INTERNAL GUIDANCE TO THE DETERMINATIONS UNIT FAILED TO ACCOUNT FOR THE PAPERWORK REDUCTION ACT
TIGTA also says that when Exempt Organizations Headquarters provided draft guidance, matters went from bad to worse:
After receiving draft guidance in November 2011, the team of specialists began sending requests for additional information in January 2012 to organizations that were applying for tax-exempt status. For some organizations, this was the second letter received from the IRS requesting additional information, the first of which had been received more than a year before this date. These letters requested that the information be provided in two or three weeks (as is customary in these letters) despite the fact that the IRS had done nothing with some of the applications for more than one year. After the letters were received, organizations seeking tax-exempt status, as well as members of Congress, expressed concerns about the type and extent of questions being asked. For example, the Determinations Unit requested donor information from 27 organizations that it would be required to make public if the application was approved, even though this information could not be disclosed by the IRS when provided by organizations whose tax-exempt status had been approved.
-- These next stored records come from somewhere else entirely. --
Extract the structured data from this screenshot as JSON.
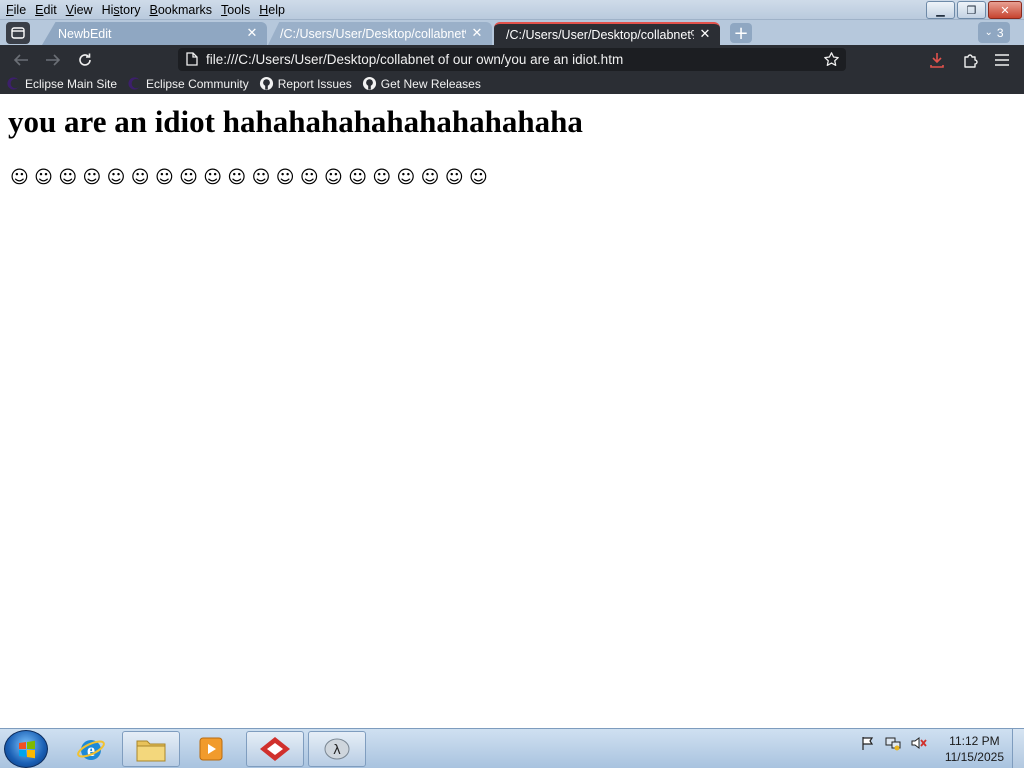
{
  "menubar": {
    "items": [
      {
        "accel": "F",
        "rest": "ile"
      },
      {
        "accel": "E",
        "rest": "dit"
      },
      {
        "accel": "V",
        "rest": "iew"
      },
      {
        "pre": "Hi",
        "accel": "s",
        "rest": "tory"
      },
      {
        "accel": "B",
        "rest": "ookmarks"
      },
      {
        "accel": "T",
        "rest": "ools"
      },
      {
        "accel": "H",
        "rest": "elp"
      }
    ]
  },
  "tabs": [
    {
      "title": "NewbEdit"
    },
    {
      "title": "/C:/Users/User/Desktop/collabnet%"
    },
    {
      "title": "/C:/Users/User/Desktop/collabnet%"
    }
  ],
  "tab_count": "3",
  "url": "file:///C:/Users/User/Desktop/collabnet of our own/you are an idiot.htm",
  "bookmarks": [
    {
      "label": "Eclipse Main Site",
      "icon": "eclipse-icon"
    },
    {
      "label": "Eclipse Community",
      "icon": "eclipse-icon"
    },
    {
      "label": "Report Issues",
      "icon": "github-icon"
    },
    {
      "label": "Get New Releases",
      "icon": "github-icon"
    }
  ],
  "page": {
    "heading": "you are an idiot hahahahahahahahahahaha",
    "smiley": "☺",
    "smiley_count": 20
  },
  "taskbar": {
    "time": "11:12 PM",
    "date": "11/15/2025"
  },
  "colors": {
    "active_tab_accent": "#e2524c",
    "toolbar_bg": "#2b2e34",
    "download_icon": "#e2524c"
  }
}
Headquarters guidance either exacerbated confusion within the Determinations Unit, or the Unit interpreted it as authorizing it to demand information for which the IRS lacked a valid OMB control number. Either way, the result was the same: applicants were subjected to an illegal collection of information. Had the Exempt Organizations Headquarters office paid more attention to its obligations under the PRA, it seems likely that its guidance would have clearly forbade the Determinations Unit from collecting information illegally.